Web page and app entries

◆ ◆ ◆ ◆

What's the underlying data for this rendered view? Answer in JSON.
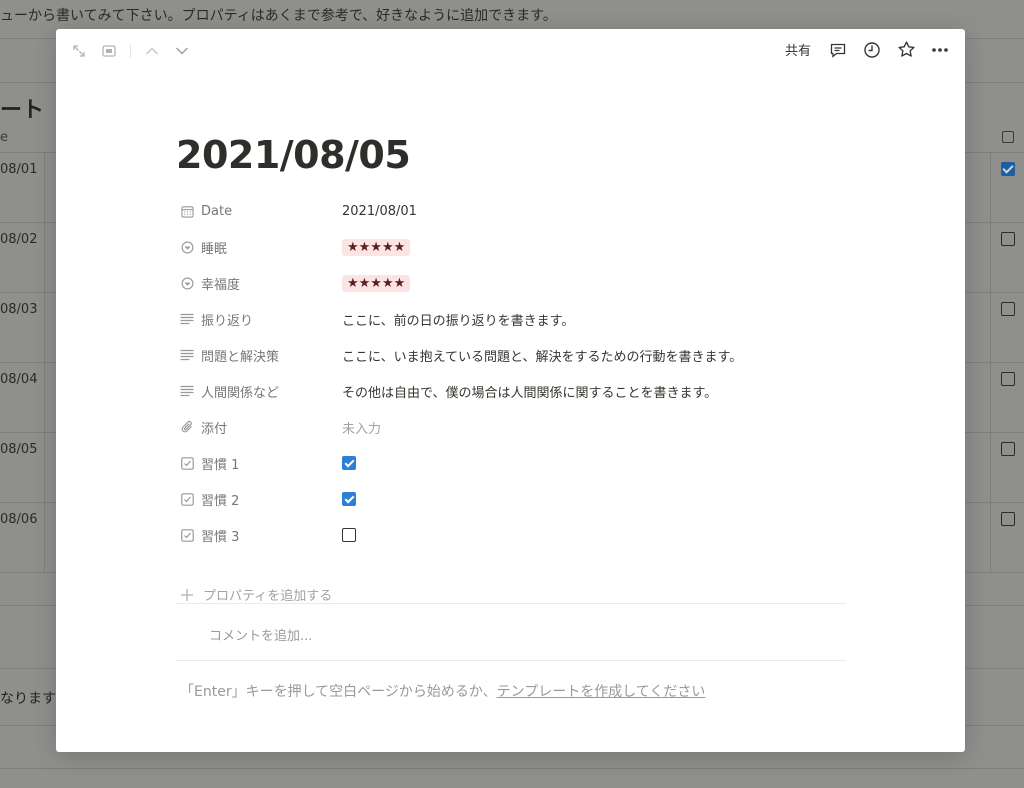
{
  "background": {
    "top_text": "ューから書いてみて下さい。プロパティはあくまで参考で、好きなように追加できます。",
    "section_title": "ート",
    "col_header": "e",
    "rows": [
      {
        "date": "08/01",
        "checked": true
      },
      {
        "date": "08/02",
        "checked": false
      },
      {
        "date": "08/03",
        "checked": false
      },
      {
        "date": "08/04",
        "checked": false
      },
      {
        "date": "08/05",
        "checked": false
      },
      {
        "date": "08/06",
        "checked": false
      }
    ],
    "bottom_text": "なります"
  },
  "topbar": {
    "share_label": "共有"
  },
  "page": {
    "title": "2021/08/05",
    "properties": [
      {
        "name": "Date",
        "icon": "calendar-icon",
        "type": "date",
        "value": "2021/08/01"
      },
      {
        "name": "睡眠",
        "icon": "select-icon",
        "type": "select",
        "value": "★★★★★"
      },
      {
        "name": "幸福度",
        "icon": "select-icon",
        "type": "select",
        "value": "★★★★★"
      },
      {
        "name": "振り返り",
        "icon": "text-icon",
        "type": "text",
        "value": "ここに、前の日の振り返りを書きます。"
      },
      {
        "name": "問題と解決策",
        "icon": "text-icon",
        "type": "text",
        "value": "ここに、いま抱えている問題と、解決をするための行動を書きます。"
      },
      {
        "name": "人間関係など",
        "icon": "text-icon",
        "type": "text",
        "value": "その他は自由で、僕の場合は人間関係に関することを書きます。"
      },
      {
        "name": "添付",
        "icon": "paperclip-icon",
        "type": "file",
        "value": "未入力"
      },
      {
        "name": "習慣 1",
        "icon": "checkbox-icon",
        "type": "checkbox",
        "checked": true
      },
      {
        "name": "習慣 2",
        "icon": "checkbox-icon",
        "type": "checkbox",
        "checked": true
      },
      {
        "name": "習慣 3",
        "icon": "checkbox-icon",
        "type": "checkbox",
        "checked": false
      }
    ],
    "add_property_label": "プロパティを追加する",
    "comment_placeholder": "コメントを追加...",
    "hint_prefix": "「Enter」キーを押して空白ページから始めるか、",
    "hint_link": "テンプレートを作成してください"
  },
  "colors": {
    "accent": "#2e7fd6",
    "star_bg": "#fbe4e4",
    "star_fg": "#5c1f1f"
  }
}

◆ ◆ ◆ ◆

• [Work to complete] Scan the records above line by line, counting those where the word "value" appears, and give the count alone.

• [Reply to the exercise] 7